Oh, do I recocnize this? Most definately. And it is really draining to be around. It has taken years of hard work, trying and failing, for me to not absorb the others feelings. For most of my life I felt I had done something wrong. Then one day I realized that I hadn’t done anything, it wasn’t my fault! And I started working.
Now I start with observing. Is it mine or is it theirs? What am I feeling? How is this affecting me? Most of the time I can recognize that this is pulling me down. Do I want that? The answer is never «yes».
I also observe how it is affecting my children. And I can help them get out of the persons grip and downpulling.
It used to feel very exhausting to pull us all out of the pit, but now it feels more easy. I like feeling good. I can’t say that the others mood doesn’t bother me. I mean, on a deep level this is something I don’t want to have around in my life.
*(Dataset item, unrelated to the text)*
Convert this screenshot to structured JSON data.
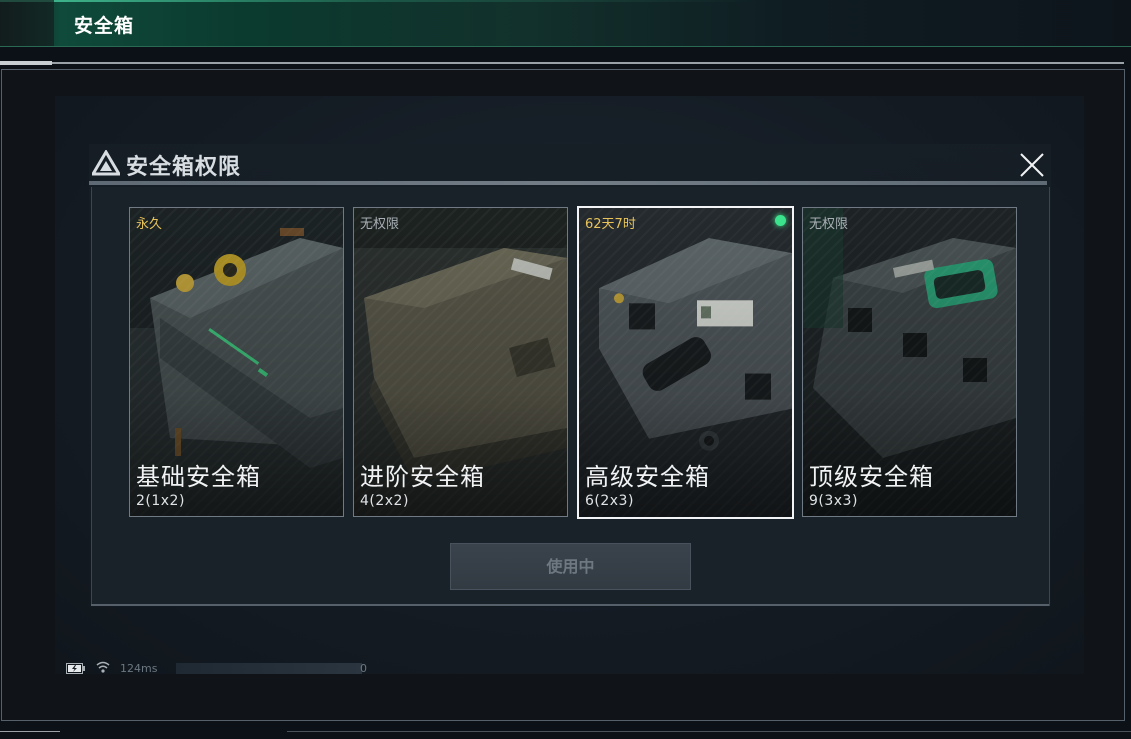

But it doesn’t affect me much anymore.
Distance is key. The yearning for connection sits deep, but protecting myself and the kids from the toxic space is life saving. Sanitizing. Brings me sanity.
I laugh with them. I put on some music and dance. We go outside and have fun. We draw, paint, play games. I also talk with them and put into words how the other was behaving. I don’t make it into a big deal, but ask them how they felt and kind of state the facts. Yeah, he was moldy today. Or irritated. It might feel like it, but you didn’t do anything wrong.
Sometimes he crosses a line, and I let them know what’s not ok to do.
The balance between policing and beeing clear on what I expect has been a bumpy road.
My challenge now is to voice my boundaries in the situation. If he is in a moldy mood, I know that bringing it up might just put fuel to the flame. Do I want that for me and the kids? I want to let them know we always can voice our feelings and needs. But is it worth it if confronting just makes the grip tighter?
I think you are right, Michelle, that talking in this situation doesn’t do any good. I still feel I need to work on beeing more clear on what feels ok and not for me. And doing it with dignity and politeness.
I was having a discussion with my daughter one night, i was visiting at her and her husbands house, we have a great relationship, and we were on opposite ends of a subject at the time. As a mom we always want to help and sometimes we just need to listen but I wasn't picking up on that at the time. So the conversation got a little heated and i realized i needed to just walk away and get into my own space, it was late so i excused myself and went to bed. Well a few minutes went by and my daughter walks in and tearfully apologizes! She recognized in that moment how much I had learned, how much i had grown, she was so proud of me! She felt so bad because she was just having a bad moment and that's OK. We hugged and laughed and moved on. I have a strong daughter and she wants me to be a strong mom, i get stronger every day.
I have been listening to the Love over Addiction podcast. I love all of the information and would love to look at old blog post or information about the Love Over programs.
My son was calling me multiple times a day. Not necessarily always drunk but to the point where I was his only point of contact with the outside world and it became draining to me. Often times he would call and have nothing to say and took on the Eeyore persona....woe is me attitude. I finally told him I loved him but needed some space especially from the middle of night calls which I had put a boundary in place for and turned off my phone for but waking up first thing in the morning and seeing that on my phone became very stressful. I just hit a month break from talking and texting him and it appears he has branded out and figured out other things/people to occupy his time.